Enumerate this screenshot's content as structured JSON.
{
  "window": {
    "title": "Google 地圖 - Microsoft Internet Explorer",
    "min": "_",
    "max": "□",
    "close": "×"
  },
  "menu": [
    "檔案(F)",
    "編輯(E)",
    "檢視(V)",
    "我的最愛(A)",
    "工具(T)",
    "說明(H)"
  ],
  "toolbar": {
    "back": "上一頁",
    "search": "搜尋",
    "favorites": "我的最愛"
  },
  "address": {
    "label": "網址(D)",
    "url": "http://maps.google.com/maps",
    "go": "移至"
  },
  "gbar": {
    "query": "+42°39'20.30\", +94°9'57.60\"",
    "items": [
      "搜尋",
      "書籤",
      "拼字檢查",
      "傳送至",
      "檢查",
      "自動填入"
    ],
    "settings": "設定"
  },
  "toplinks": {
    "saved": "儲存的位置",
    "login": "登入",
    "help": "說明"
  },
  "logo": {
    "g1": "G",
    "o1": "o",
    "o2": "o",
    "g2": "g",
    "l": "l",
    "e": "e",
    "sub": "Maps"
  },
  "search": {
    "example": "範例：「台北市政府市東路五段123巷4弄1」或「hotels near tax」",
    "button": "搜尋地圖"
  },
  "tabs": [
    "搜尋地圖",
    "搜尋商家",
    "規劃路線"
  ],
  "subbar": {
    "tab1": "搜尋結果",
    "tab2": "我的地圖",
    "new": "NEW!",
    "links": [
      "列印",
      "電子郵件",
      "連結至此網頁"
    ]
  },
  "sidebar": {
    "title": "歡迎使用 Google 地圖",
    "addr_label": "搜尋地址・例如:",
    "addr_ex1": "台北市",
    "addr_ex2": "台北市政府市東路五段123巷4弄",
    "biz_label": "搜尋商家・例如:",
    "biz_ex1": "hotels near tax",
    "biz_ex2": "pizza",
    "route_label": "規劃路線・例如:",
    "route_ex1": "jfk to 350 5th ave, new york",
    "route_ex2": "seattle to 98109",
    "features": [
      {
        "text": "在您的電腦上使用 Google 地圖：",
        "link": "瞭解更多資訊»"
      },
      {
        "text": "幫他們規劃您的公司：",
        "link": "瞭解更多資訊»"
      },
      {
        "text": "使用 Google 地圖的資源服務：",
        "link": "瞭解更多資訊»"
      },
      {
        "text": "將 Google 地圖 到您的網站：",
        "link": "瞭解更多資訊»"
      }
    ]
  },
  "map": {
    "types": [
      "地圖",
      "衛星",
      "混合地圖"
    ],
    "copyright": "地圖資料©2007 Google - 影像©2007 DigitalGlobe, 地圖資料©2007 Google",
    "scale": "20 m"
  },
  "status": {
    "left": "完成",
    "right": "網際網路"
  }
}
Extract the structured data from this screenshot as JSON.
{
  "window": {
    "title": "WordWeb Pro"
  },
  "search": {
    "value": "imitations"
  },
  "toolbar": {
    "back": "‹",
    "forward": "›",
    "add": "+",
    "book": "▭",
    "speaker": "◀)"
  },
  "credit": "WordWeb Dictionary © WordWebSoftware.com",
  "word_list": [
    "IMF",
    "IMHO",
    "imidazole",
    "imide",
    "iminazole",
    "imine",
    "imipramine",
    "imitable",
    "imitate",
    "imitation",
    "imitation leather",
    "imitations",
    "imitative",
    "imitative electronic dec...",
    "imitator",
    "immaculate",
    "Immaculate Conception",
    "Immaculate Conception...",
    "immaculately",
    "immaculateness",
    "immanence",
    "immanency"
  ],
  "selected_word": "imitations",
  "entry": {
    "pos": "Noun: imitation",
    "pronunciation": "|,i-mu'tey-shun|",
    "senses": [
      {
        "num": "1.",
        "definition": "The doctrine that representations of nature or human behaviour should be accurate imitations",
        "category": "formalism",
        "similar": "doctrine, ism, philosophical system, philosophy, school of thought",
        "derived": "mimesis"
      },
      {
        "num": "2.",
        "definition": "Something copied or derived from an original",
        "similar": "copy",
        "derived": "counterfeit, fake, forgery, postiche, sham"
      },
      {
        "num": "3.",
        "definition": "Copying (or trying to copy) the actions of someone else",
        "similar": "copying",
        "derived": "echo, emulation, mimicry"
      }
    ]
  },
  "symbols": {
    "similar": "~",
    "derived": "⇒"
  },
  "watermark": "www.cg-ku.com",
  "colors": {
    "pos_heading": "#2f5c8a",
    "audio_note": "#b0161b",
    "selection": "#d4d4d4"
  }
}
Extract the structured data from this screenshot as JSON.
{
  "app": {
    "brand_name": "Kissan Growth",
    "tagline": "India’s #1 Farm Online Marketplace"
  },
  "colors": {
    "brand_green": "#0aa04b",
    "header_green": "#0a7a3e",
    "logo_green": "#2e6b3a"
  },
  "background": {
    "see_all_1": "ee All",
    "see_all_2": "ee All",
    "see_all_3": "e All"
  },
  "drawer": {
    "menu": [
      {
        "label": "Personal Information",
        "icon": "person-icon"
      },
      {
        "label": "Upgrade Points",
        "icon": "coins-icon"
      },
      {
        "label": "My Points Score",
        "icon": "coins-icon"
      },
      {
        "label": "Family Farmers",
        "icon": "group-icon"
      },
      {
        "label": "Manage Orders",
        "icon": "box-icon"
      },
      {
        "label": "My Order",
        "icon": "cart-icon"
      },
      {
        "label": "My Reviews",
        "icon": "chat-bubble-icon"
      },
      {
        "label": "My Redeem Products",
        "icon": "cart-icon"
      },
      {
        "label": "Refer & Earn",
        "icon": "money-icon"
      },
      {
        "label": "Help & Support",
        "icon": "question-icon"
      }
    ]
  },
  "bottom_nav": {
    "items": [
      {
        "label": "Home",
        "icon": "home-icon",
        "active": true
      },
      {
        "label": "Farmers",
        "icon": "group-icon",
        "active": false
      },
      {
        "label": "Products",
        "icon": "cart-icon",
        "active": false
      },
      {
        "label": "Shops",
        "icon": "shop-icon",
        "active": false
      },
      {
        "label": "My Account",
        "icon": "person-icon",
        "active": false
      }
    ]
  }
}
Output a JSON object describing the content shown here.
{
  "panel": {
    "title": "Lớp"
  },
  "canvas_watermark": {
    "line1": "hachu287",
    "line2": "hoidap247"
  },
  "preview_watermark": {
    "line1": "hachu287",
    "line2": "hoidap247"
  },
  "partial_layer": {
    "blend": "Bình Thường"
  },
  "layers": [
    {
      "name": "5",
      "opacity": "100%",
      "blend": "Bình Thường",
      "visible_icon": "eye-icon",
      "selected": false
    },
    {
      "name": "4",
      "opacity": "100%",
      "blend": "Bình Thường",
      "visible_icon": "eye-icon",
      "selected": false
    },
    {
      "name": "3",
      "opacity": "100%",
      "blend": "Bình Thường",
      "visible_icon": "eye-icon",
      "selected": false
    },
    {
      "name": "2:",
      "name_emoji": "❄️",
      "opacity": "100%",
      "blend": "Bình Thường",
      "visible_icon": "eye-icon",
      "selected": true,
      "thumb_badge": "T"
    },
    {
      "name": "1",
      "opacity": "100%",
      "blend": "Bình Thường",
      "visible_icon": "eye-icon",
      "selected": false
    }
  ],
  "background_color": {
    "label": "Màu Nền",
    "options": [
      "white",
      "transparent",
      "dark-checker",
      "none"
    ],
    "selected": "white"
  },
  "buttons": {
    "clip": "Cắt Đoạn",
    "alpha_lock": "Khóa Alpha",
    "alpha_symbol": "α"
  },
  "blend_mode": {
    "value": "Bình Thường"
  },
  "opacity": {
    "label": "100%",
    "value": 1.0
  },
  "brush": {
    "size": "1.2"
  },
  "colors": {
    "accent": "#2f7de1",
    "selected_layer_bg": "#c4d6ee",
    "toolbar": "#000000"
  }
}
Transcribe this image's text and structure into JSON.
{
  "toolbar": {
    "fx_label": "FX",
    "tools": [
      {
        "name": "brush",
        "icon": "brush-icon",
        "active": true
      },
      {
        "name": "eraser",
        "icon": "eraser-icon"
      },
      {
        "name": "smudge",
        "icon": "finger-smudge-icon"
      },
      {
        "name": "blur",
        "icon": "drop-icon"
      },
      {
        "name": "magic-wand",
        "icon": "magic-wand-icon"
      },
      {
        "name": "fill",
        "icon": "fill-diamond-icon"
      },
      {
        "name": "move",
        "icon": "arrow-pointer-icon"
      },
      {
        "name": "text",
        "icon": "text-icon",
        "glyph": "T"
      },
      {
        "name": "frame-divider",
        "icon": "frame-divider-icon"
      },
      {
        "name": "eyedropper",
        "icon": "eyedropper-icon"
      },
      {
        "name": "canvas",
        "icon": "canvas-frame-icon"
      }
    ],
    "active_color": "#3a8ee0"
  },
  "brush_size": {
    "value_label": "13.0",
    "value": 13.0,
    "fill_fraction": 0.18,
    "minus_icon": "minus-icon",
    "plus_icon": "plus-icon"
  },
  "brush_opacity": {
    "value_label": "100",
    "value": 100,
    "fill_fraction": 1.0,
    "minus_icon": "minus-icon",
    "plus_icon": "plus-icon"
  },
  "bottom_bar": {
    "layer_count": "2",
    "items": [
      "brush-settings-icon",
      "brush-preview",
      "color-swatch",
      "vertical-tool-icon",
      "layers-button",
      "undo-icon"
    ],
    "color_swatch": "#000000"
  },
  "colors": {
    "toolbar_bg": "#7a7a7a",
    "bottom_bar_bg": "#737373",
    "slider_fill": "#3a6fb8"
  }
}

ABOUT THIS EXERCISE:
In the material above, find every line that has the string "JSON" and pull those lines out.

FINISHED TASK:
Enumerate this screenshot's content as structured JSON.
Extract the structured data from this screenshot as JSON.
Extract the structured data from this screenshot as JSON.
Output a JSON object describing the content shown here.
Transcribe this image's text and structure into JSON.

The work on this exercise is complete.